If a record below holds a picture, drop the picture and copy everything else exactly.

+ + + +

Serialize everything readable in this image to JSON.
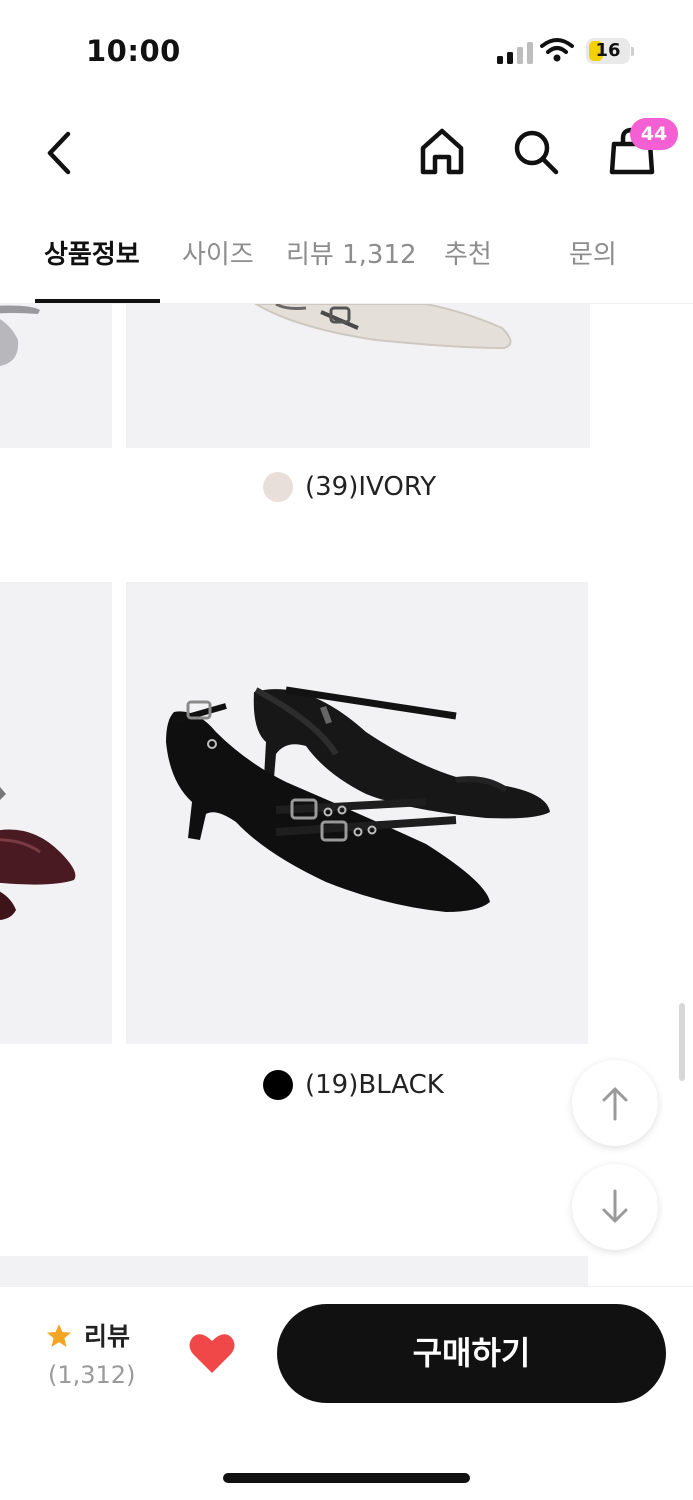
{
  "status_bar": {
    "time": "10:00",
    "battery": "16",
    "icons": [
      "signal-icon",
      "wifi-icon",
      "battery-icon"
    ]
  },
  "header": {
    "icons": [
      "back-icon",
      "home-icon",
      "search-icon",
      "shopping-bag-icon"
    ],
    "cart_badge": "44"
  },
  "tabs": [
    {
      "label": "상품정보",
      "active": true
    },
    {
      "label": "사이즈",
      "active": false
    },
    {
      "label": "리뷰 1,312",
      "active": false
    },
    {
      "label": "추천",
      "active": false
    },
    {
      "label": "문의",
      "active": false
    }
  ],
  "products": [
    {
      "color_label": "(39)IVORY",
      "swatch": "#e8dfdb"
    },
    {
      "color_label": "(19)BLACK",
      "swatch": "#000000"
    }
  ],
  "scroll_buttons": {
    "icons": [
      "arrow-up-icon",
      "arrow-down-icon"
    ]
  },
  "bottom_bar": {
    "review_label": "리뷰",
    "review_count": "(1,312)",
    "buy_label": "구매하기",
    "colors": {
      "star": "#f5a524",
      "heart": "#f04848",
      "buy_bg": "#111111",
      "badge": "#f45fd4"
    }
  }
}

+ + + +

> _Response to the task_:
Serialize everything readable in this image to JSON.
{
  "status_bar": {
    "time": "10:00",
    "battery": "16",
    "icons": [
      "signal-icon",
      "wifi-icon",
      "battery-icon"
    ]
  },
  "header": {
    "icons": [
      "back-icon",
      "home-icon",
      "search-icon",
      "shopping-bag-icon"
    ],
    "cart_badge": "44"
  },
  "tabs": [
    {
      "label": "상품정보",
      "active": true
    },
    {
      "label": "사이즈",
      "active": false
    },
    {
      "label": "리뷰 1,312",
      "active": false
    },
    {
      "label": "추천",
      "active": false
    },
    {
      "label": "문의",
      "active": false
    }
  ],
  "products": [
    {
      "color_label": "(39)IVORY",
      "swatch": "#e8dfdb"
    },
    {
      "color_label": "(19)BLACK",
      "swatch": "#000000"
    }
  ],
  "scroll_buttons": {
    "icons": [
      "arrow-up-icon",
      "arrow-down-icon"
    ]
  },
  "bottom_bar": {
    "review_label": "리뷰",
    "review_count": "(1,312)",
    "buy_label": "구매하기",
    "colors": {
      "star": "#f5a524",
      "heart": "#f04848",
      "buy_bg": "#111111",
      "badge": "#f45fd4"
    }
  }
}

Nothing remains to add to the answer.